presidential election quickly approaching and the federal
government failing to pass additional economic-stimulus
U.S. crude-oil prices are set to end the third quarter just
below $40 a barrel -- almost exactly where they started it. Oil
inched higher for much of the quarter before peaking above $43 on
Aug. 26, then swung around the $40 level. Prices started the year
above $60 and briefly dipped below $0 for the first time in late
April, when pandemic shutdowns spawned a glut.
Some analysts are wary that surpluses could begin building
again. Gasoline supplied by energy companies in the U.S., a proxy
for demand, has stayed relatively flat over the past three months
after surging from late April to late June, government data show.
Fuel demand typically peaks in the summer and analysts are
concerned that consumption could trail consensus forecasts as the
weather cools in much of the country and people stay inside
Gasoline demand also is faltering in other key oil-consuming
countries that have been hit hard by the coronavirus, such as
India.
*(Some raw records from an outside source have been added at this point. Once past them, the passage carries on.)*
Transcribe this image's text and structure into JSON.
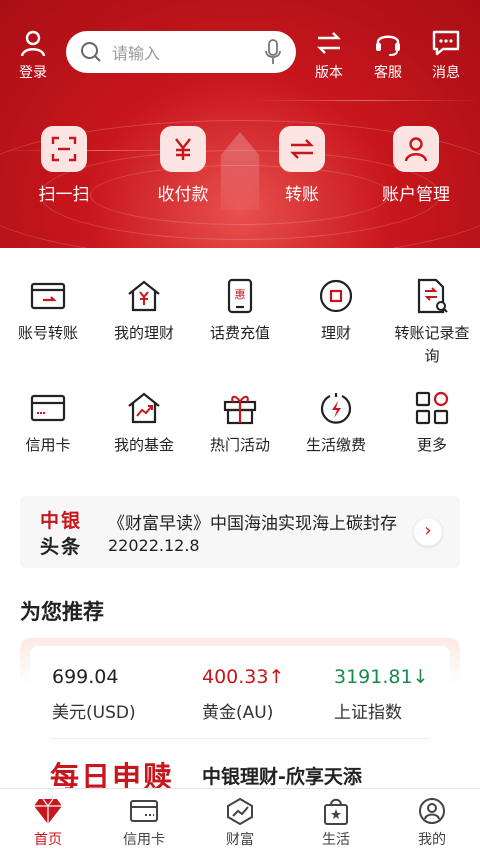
{
  "header": {
    "login_label": "登录",
    "search_placeholder": "请输入",
    "version_label": "版本",
    "service_label": "客服",
    "message_label": "消息"
  },
  "quick_actions": [
    {
      "label": "扫一扫",
      "icon": "scan-icon"
    },
    {
      "label": "收付款",
      "icon": "yuan-icon"
    },
    {
      "label": "转账",
      "icon": "transfer-arrows-icon"
    },
    {
      "label": "账户管理",
      "icon": "user-icon"
    }
  ],
  "services": [
    {
      "label": "账号转账",
      "icon": "card-transfer-icon"
    },
    {
      "label": "我的理财",
      "icon": "house-yuan-icon"
    },
    {
      "label": "话费充值",
      "icon": "phone-hui-icon"
    },
    {
      "label": "理财",
      "icon": "circle-square-icon"
    },
    {
      "label": "转账记录查询",
      "icon": "document-search-icon"
    },
    {
      "label": "信用卡",
      "icon": "credit-card-icon"
    },
    {
      "label": "我的基金",
      "icon": "house-chart-icon"
    },
    {
      "label": "热门活动",
      "icon": "gift-icon"
    },
    {
      "label": "生活缴费",
      "icon": "lightning-drop-icon"
    },
    {
      "label": "更多",
      "icon": "grid-more-icon"
    }
  ],
  "news": {
    "logo_line1": "中银",
    "logo_line2": "头条",
    "headline": "《财富早读》中国海油实现海上碳封存",
    "date": "22022.12.8"
  },
  "recommend": {
    "title": "为您推荐",
    "markets": [
      {
        "value": "699.04",
        "name": "美元(USD)",
        "color": "#222222"
      },
      {
        "value": "400.33↑",
        "name": "黄金(AU)",
        "color": "#c8161d"
      },
      {
        "value": "3191.81↓",
        "name": "上证指数",
        "color": "#1a8a4a"
      }
    ],
    "daily_label": "每日申赎",
    "product_name": "中银理财-欣享天添"
  },
  "tabbar": [
    {
      "label": "首页",
      "icon": "diamond-icon",
      "active": true
    },
    {
      "label": "信用卡",
      "icon": "credit-card-icon",
      "active": false
    },
    {
      "label": "财富",
      "icon": "wealth-chart-icon",
      "active": false
    },
    {
      "label": "生活",
      "icon": "shopping-bag-icon",
      "active": false
    },
    {
      "label": "我的",
      "icon": "profile-icon",
      "active": false
    }
  ],
  "colors": {
    "brand": "#c8161d",
    "up": "#c8161d",
    "down": "#1a8a4a"
  }
}
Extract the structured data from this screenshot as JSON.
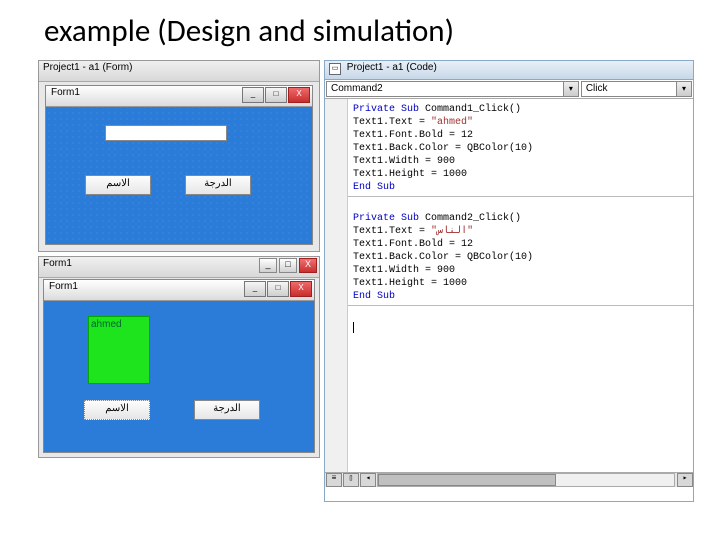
{
  "slide": {
    "title": "example (Design and simulation)"
  },
  "design_outer1": {
    "title": "Project1 - a1 (Form)"
  },
  "form1_design": {
    "title": "Form1",
    "button1": "الاسم",
    "button2": "الدرجة"
  },
  "design_outer2": {
    "title": "Form1"
  },
  "form1_run": {
    "title": "Form1",
    "result_text": "ahmed",
    "button1": "الاسم",
    "button2": "الدرجة"
  },
  "code_window": {
    "title": "Project1 - a1 (Code)",
    "combo_object": "Command2",
    "combo_event": "Click",
    "lines1": {
      "l1a": "Private Sub",
      "l1b": " Command1_Click()",
      "l2": "Text1.Text = ",
      "l2s": "\"ahmed\"",
      "l3": "Text1.Font.Bold = 12",
      "l4": "Text1.Back.Color = QBColor(10)",
      "l5": "Text1.Width = 900",
      "l6": "Text1.Height = 1000",
      "l7": "End Sub"
    },
    "lines2": {
      "l1a": "Private Sub",
      "l1b": " Command2_Click()",
      "l2": "Text1.Text = ",
      "l2s": "\"الناس\"",
      "l3": "Text1.Font.Bold = 12",
      "l4": "Text1.Back.Color = QBColor(10)",
      "l5": "Text1.Width = 900",
      "l6": "Text1.Height = 1000",
      "l7": "End Sub"
    }
  }
}
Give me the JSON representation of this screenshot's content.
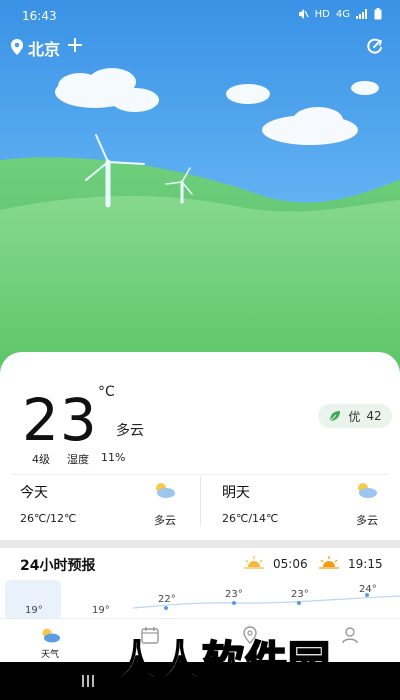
{
  "status_bar": {
    "time": "16:43",
    "net_hd": "HD",
    "net_4g": "4G"
  },
  "header": {
    "city": "北京"
  },
  "current": {
    "temperature": "23",
    "unit": "°C",
    "condition": "多云",
    "wind": "4级",
    "humidity_label": "湿度",
    "humidity_value": "11%",
    "aqi_label": "优",
    "aqi_value": "42"
  },
  "forecast": [
    {
      "day": "今天",
      "range": "26℃/12℃",
      "condition": "多云",
      "icon": "partly-cloudy-icon"
    },
    {
      "day": "明天",
      "range": "26℃/14℃",
      "condition": "多云",
      "icon": "partly-cloudy-icon"
    }
  ],
  "hourly": {
    "title": "24小时预报",
    "sunrise": "05:06",
    "sunset": "19:15",
    "temps": [
      "19°",
      "19°",
      "22°",
      "23°",
      "23°",
      "24°"
    ]
  },
  "nav": [
    {
      "label": "天气",
      "icon": "weather-icon",
      "active": true
    },
    {
      "label": "",
      "icon": "calendar-icon",
      "active": false
    },
    {
      "label": "",
      "icon": "location-icon",
      "active": false
    },
    {
      "label": "",
      "icon": "user-icon",
      "active": false
    }
  ],
  "watermark": "人人软件园",
  "colors": {
    "sky_top": "#3a92e6",
    "hill_green": "#5cc467",
    "accent_blue": "#5b9de3",
    "aqi_green": "#3fa856"
  }
}
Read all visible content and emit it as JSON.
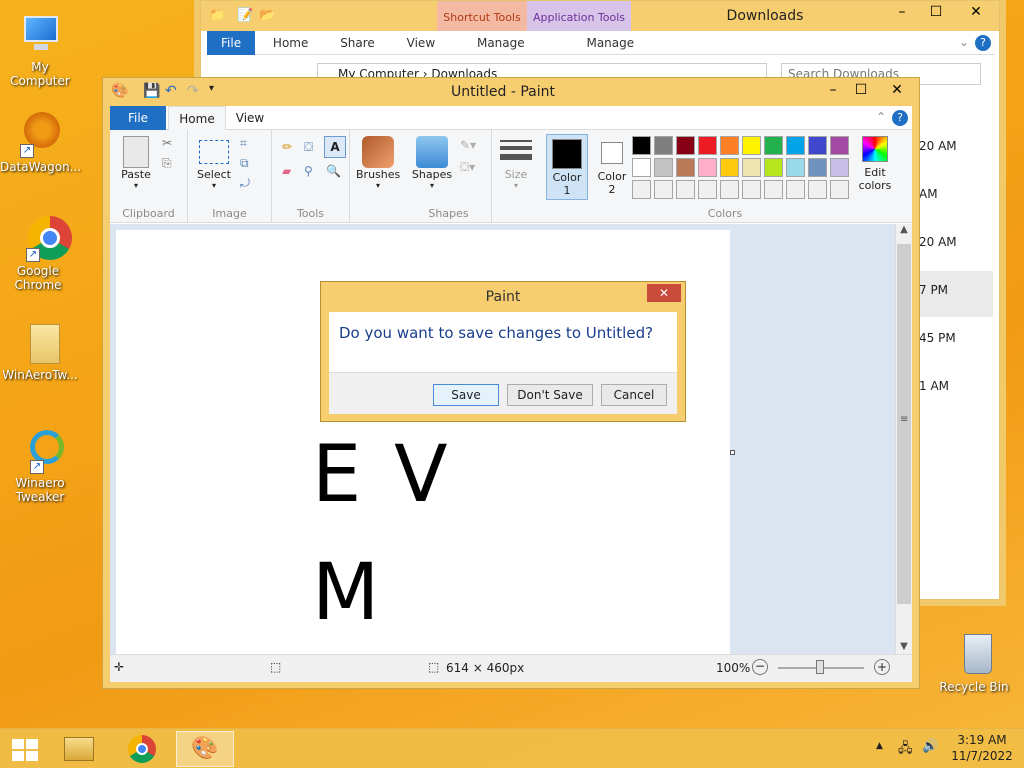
{
  "desktop": {
    "icons": [
      {
        "label": "My Computer"
      },
      {
        "label": "DataWagon..."
      },
      {
        "label": "Google Chrome"
      },
      {
        "label": "WinAeroTw..."
      },
      {
        "label": "Winaero Tweaker"
      },
      {
        "label": "Recycle Bin"
      }
    ]
  },
  "explorer": {
    "title": "Downloads",
    "context_tabs": [
      "Shortcut Tools",
      "Application Tools"
    ],
    "tabs": [
      "File",
      "Home",
      "Share",
      "View",
      "Manage",
      "Manage"
    ],
    "path": [
      "My Computer",
      "Downloads"
    ],
    "search_placeholder": "Search Downloads",
    "times": [
      "20 AM",
      "AM",
      "20 AM",
      "7 PM",
      "45 PM",
      "1 AM"
    ]
  },
  "paint": {
    "title": "Untitled - Paint",
    "tabs": {
      "file": "File",
      "home": "Home",
      "view": "View"
    },
    "groups": {
      "clipboard": "Clipboard",
      "image": "Image",
      "tools": "Tools",
      "shapes": "Shapes",
      "colors": "Colors"
    },
    "buttons": {
      "paste": "Paste",
      "select": "Select",
      "brushes": "Brushes",
      "shapes": "Shapes",
      "size": "Size",
      "color1": "Color\n1",
      "color2": "Color\n2",
      "edit_colors": "Edit\ncolors"
    },
    "palette_row1": [
      "#000000",
      "#7f7f7f",
      "#880015",
      "#ed1c24",
      "#ff7f27",
      "#fff200",
      "#22b14c",
      "#00a2e8",
      "#3f48cc",
      "#a349a4"
    ],
    "palette_row2": [
      "#ffffff",
      "#c3c3c3",
      "#b97a57",
      "#ffaec9",
      "#ffc90e",
      "#efe4b0",
      "#b5e61d",
      "#99d9ea",
      "#7092be",
      "#c8bfe7"
    ],
    "canvas_text": [
      "E V",
      "M"
    ],
    "status": {
      "size": "614 × 460px",
      "zoom": "100%"
    }
  },
  "dialog": {
    "title": "Paint",
    "message": "Do you want to save changes to Untitled?",
    "save": "Save",
    "dont_save": "Don't Save",
    "cancel": "Cancel"
  },
  "taskbar": {
    "time": "3:19 AM",
    "date": "11/7/2022"
  }
}
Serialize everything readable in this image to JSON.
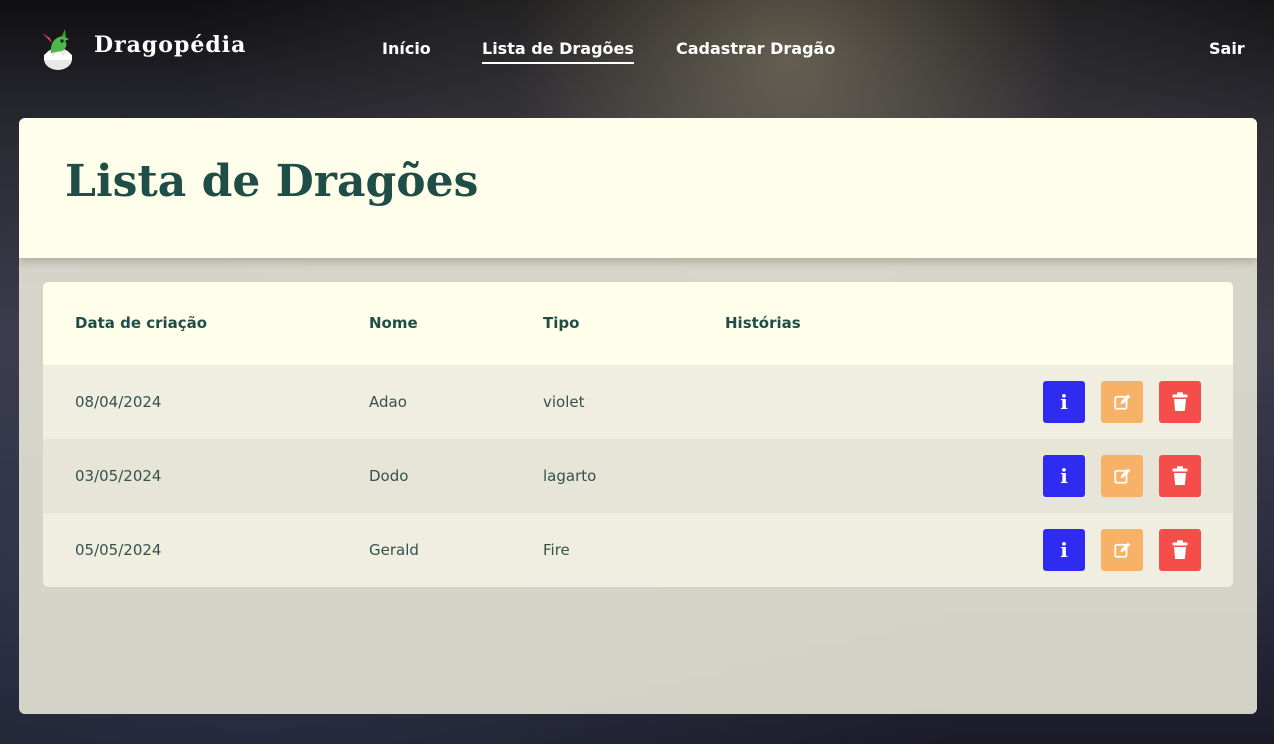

And with many flights canceled, consumption of jet fuel
around the world remains low.
In addition to hurting energy producers -- many of which are
slowly increasing production after slashing output earlier in the
year -- oil's lackluster quarter highlights the winding path for
the economy in the months ahead. Perhaps no major financial asset
has been hit harder by the pandemic than oil, and recent price
moves signal that the recovery from coronavirus could take much
longer than initially anticipated.
"It's hard to paint the bullish demand story for energy in the
short term...I just don't see it," said Jennifer Rowland, senior
energy analyst for Edward Jones. "Instead, I see all the warning
U.S. crude futures recently traded at $39.98 a barrel. Brent
crude futures, the global benchmark of prices, are at $42.35 a
barrel and also have wobbled lately.
Analysts say prices are still too low for many producers to
profitably extract oil, forecasting more bankruptcies and mergers
and acquisitions in the months ahead. The S&P 500 energy
sector, a group that includes producers such as Exxon Mobil Corp.
and Chevron Corp. has fallen nearly 20% in the third quarter,
though it remains well above a low point hit early in the year. The
S&P 500, meanwhile, is up 8.1% for the quarter, despite a
"It doesn't look like there's going to be the type of growth in
demand that producers really need to sustain a major price recovery
at this point," said Andy Lebow, senior partner at Commodity
Research Group. "It's clearly going to take time."
Hedge funds and other speculative investors remain cautious and
have steadily lowered net bets on higher U.S. crude prices since
mid-June, though net bullish bets have ticked up again recently,
Commodity Futures Trading Commission data show.
Traders also are grappling with the prospect of higher oil
output from Libya, a member of the Organization of the Petroleum
Exporting Countries. Libya's National Oil Corp. has restarted
production in recent weeks after two rival governments declared a
cease-fire in the country's civil war last month, raising the
prospect that Libyan exports could add to OPEC supply flowing
through global markets.
The higher output could increase pressure on OPEC members and
allies such as Russia to adjust to the Libyan output and comply
with the group's production limits in an attempt to support crude
A market-share battle between Saudi Arabia, the de facto head of
OPEC, and Russia earlier in the year contributed to a collapse in
crude prices even as global shutdowns dented demand. That was the
latest example in recent years of OPEC surprising investors, and
analysts are bracing for the prospect that supply could exceed
demand if fuel consumption falters even more in the months ahead
and Libyan output keeps rising.
"Someone has got to make room for that [oil]," Ms. Rowland said.
"That just puts more reliance on OPEC, which is a tenuous place for
the oil market to be."
(END) Dow Jones Newswires
September 29, 2020 10:49 ET (14:49 GMT)
Copyright (c) 2020 Dow Jones & Company, Inc.